Set each line of the data down exactly, please.

[Opening DATA FOR ANALYSIS section]

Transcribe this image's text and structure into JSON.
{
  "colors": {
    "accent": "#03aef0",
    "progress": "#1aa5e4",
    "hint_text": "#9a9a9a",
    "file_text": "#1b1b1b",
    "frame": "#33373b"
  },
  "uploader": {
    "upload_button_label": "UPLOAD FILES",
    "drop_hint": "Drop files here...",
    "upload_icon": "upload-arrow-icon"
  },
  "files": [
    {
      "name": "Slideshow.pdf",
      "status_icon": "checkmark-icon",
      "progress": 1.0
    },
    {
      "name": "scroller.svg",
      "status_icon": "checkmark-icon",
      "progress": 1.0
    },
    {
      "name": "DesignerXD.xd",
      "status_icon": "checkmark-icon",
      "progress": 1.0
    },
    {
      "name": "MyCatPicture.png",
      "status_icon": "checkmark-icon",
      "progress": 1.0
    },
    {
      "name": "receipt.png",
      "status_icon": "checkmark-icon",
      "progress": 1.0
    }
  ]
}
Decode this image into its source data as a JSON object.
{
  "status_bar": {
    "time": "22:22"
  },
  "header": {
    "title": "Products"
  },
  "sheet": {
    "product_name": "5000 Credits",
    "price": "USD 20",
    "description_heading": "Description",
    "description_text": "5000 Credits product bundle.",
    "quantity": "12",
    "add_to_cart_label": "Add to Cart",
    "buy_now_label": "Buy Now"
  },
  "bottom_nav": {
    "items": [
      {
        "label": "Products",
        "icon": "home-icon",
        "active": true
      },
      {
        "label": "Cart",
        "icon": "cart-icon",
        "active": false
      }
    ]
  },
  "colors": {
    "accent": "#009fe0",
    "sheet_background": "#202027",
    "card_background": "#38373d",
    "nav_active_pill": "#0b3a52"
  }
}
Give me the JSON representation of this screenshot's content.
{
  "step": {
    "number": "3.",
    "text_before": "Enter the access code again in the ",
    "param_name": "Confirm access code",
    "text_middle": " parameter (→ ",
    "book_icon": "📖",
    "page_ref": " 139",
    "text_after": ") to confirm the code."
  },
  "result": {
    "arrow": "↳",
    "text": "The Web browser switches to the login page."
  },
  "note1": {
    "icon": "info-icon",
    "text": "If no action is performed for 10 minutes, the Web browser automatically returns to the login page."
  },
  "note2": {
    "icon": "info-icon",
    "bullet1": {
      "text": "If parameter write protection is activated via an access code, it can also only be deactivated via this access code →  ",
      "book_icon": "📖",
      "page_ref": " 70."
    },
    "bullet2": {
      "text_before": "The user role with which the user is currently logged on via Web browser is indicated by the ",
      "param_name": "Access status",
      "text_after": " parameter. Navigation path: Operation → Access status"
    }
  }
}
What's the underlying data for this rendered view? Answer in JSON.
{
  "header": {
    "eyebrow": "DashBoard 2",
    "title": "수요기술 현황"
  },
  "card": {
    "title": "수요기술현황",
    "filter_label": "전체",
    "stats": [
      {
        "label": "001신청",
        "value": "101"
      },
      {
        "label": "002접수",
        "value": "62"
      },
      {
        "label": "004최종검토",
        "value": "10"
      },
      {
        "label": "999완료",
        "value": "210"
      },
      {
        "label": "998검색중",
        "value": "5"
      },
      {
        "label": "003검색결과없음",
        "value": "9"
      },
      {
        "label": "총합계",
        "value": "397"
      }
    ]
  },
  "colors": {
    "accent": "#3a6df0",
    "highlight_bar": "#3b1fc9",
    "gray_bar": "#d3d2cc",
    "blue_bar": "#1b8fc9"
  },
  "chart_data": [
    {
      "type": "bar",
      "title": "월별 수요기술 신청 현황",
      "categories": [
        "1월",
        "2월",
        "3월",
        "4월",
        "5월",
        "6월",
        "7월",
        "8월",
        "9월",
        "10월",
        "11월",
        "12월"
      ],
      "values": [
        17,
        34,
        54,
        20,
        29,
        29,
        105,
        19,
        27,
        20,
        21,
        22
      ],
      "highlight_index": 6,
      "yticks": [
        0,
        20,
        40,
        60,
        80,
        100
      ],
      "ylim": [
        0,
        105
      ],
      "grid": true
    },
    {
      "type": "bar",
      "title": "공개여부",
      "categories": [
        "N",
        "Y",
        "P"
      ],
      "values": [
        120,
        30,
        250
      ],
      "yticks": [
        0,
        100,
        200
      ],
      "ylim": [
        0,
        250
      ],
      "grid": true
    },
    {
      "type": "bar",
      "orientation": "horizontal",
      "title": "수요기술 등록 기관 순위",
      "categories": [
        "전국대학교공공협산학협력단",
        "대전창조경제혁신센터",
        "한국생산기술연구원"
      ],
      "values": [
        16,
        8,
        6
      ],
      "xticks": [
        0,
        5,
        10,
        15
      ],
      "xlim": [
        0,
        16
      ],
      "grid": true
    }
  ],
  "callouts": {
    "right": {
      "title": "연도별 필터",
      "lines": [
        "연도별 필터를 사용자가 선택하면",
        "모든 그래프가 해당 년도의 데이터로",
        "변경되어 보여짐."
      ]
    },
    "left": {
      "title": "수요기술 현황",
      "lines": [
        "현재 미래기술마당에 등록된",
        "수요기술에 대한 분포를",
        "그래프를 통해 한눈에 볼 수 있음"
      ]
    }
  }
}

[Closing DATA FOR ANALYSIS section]

-- YOUR RESPONSE --
Transcribe this image's text and structure into JSON.
{
  "colors": {
    "accent": "#03aef0",
    "progress": "#1aa5e4",
    "hint_text": "#9a9a9a",
    "file_text": "#1b1b1b",
    "frame": "#33373b"
  },
  "uploader": {
    "upload_button_label": "UPLOAD FILES",
    "drop_hint": "Drop files here...",
    "upload_icon": "upload-arrow-icon"
  },
  "files": [
    {
      "name": "Slideshow.pdf",
      "status_icon": "checkmark-icon",
      "progress": 1.0
    },
    {
      "name": "scroller.svg",
      "status_icon": "checkmark-icon",
      "progress": 1.0
    },
    {
      "name": "DesignerXD.xd",
      "status_icon": "checkmark-icon",
      "progress": 1.0
    },
    {
      "name": "MyCatPicture.png",
      "status_icon": "checkmark-icon",
      "progress": 1.0
    },
    {
      "name": "receipt.png",
      "status_icon": "checkmark-icon",
      "progress": 1.0
    }
  ]
}
Decode this image into its source data as a JSON object.
{
  "status_bar": {
    "time": "22:22"
  },
  "header": {
    "title": "Products"
  },
  "sheet": {
    "product_name": "5000 Credits",
    "price": "USD 20",
    "description_heading": "Description",
    "description_text": "5000 Credits product bundle.",
    "quantity": "12",
    "add_to_cart_label": "Add to Cart",
    "buy_now_label": "Buy Now"
  },
  "bottom_nav": {
    "items": [
      {
        "label": "Products",
        "icon": "home-icon",
        "active": true
      },
      {
        "label": "Cart",
        "icon": "cart-icon",
        "active": false
      }
    ]
  },
  "colors": {
    "accent": "#009fe0",
    "sheet_background": "#202027",
    "card_background": "#38373d",
    "nav_active_pill": "#0b3a52"
  }
}
Give me the JSON representation of this screenshot's content.
{
  "step": {
    "number": "3.",
    "text_before": "Enter the access code again in the ",
    "param_name": "Confirm access code",
    "text_middle": " parameter (→ ",
    "book_icon": "📖",
    "page_ref": " 139",
    "text_after": ") to confirm the code."
  },
  "result": {
    "arrow": "↳",
    "text": "The Web browser switches to the login page."
  },
  "note1": {
    "icon": "info-icon",
    "text": "If no action is performed for 10 minutes, the Web browser automatically returns to the login page."
  },
  "note2": {
    "icon": "info-icon",
    "bullet1": {
      "text": "If parameter write protection is activated via an access code, it can also only be deactivated via this access code →  ",
      "book_icon": "📖",
      "page_ref": " 70."
    },
    "bullet2": {
      "text_before": "The user role with which the user is currently logged on via Web browser is indicated by the ",
      "param_name": "Access status",
      "text_after": " parameter. Navigation path: Operation → Access status"
    }
  }
}
What's the underlying data for this rendered view? Answer in JSON.
{
  "header": {
    "eyebrow": "DashBoard 2",
    "title": "수요기술 현황"
  },
  "card": {
    "title": "수요기술현황",
    "filter_label": "전체",
    "stats": [
      {
        "label": "001신청",
        "value": "101"
      },
      {
        "label": "002접수",
        "value": "62"
      },
      {
        "label": "004최종검토",
        "value": "10"
      },
      {
        "label": "999완료",
        "value": "210"
      },
      {
        "label": "998검색중",
        "value": "5"
      },
      {
        "label": "003검색결과없음",
        "value": "9"
      },
      {
        "label": "총합계",
        "value": "397"
      }
    ]
  },
  "colors": {
    "accent": "#3a6df0",
    "highlight_bar": "#3b1fc9",
    "gray_bar": "#d3d2cc",
    "blue_bar": "#1b8fc9"
  },
  "chart_data": [
    {
      "type": "bar",
      "title": "월별 수요기술 신청 현황",
      "categories": [
        "1월",
        "2월",
        "3월",
        "4월",
        "5월",
        "6월",
        "7월",
        "8월",
        "9월",
        "10월",
        "11월",
        "12월"
      ],
      "values": [
        17,
        34,
        54,
        20,
        29,
        29,
        105,
        19,
        27,
        20,
        21,
        22
      ],
      "highlight_index": 6,
      "yticks": [
        0,
        20,
        40,
        60,
        80,
        100
      ],
      "ylim": [
        0,
        105
      ],
      "grid": true
    },
    {
      "type": "bar",
      "title": "공개여부",
      "categories": [
        "N",
        "Y",
        "P"
      ],
      "values": [
        120,
        30,
        250
      ],
      "yticks": [
        0,
        100,
        200
      ],
      "ylim": [
        0,
        250
      ],
      "grid": true
    },
    {
      "type": "bar",
      "orientation": "horizontal",
      "title": "수요기술 등록 기관 순위",
      "categories": [
        "전국대학교공공협산학협력단",
        "대전창조경제혁신센터",
        "한국생산기술연구원"
      ],
      "values": [
        16,
        8,
        6
      ],
      "xticks": [
        0,
        5,
        10,
        15
      ],
      "xlim": [
        0,
        16
      ],
      "grid": true
    }
  ],
  "callouts": {
    "right": {
      "title": "연도별 필터",
      "lines": [
        "연도별 필터를 사용자가 선택하면",
        "모든 그래프가 해당 년도의 데이터로",
        "변경되어 보여짐."
      ]
    },
    "left": {
      "title": "수요기술 현황",
      "lines": [
        "현재 미래기술마당에 등록된",
        "수요기술에 대한 분포를",
        "그래프를 통해 한눈에 볼 수 있음"
      ]
    }
  }
}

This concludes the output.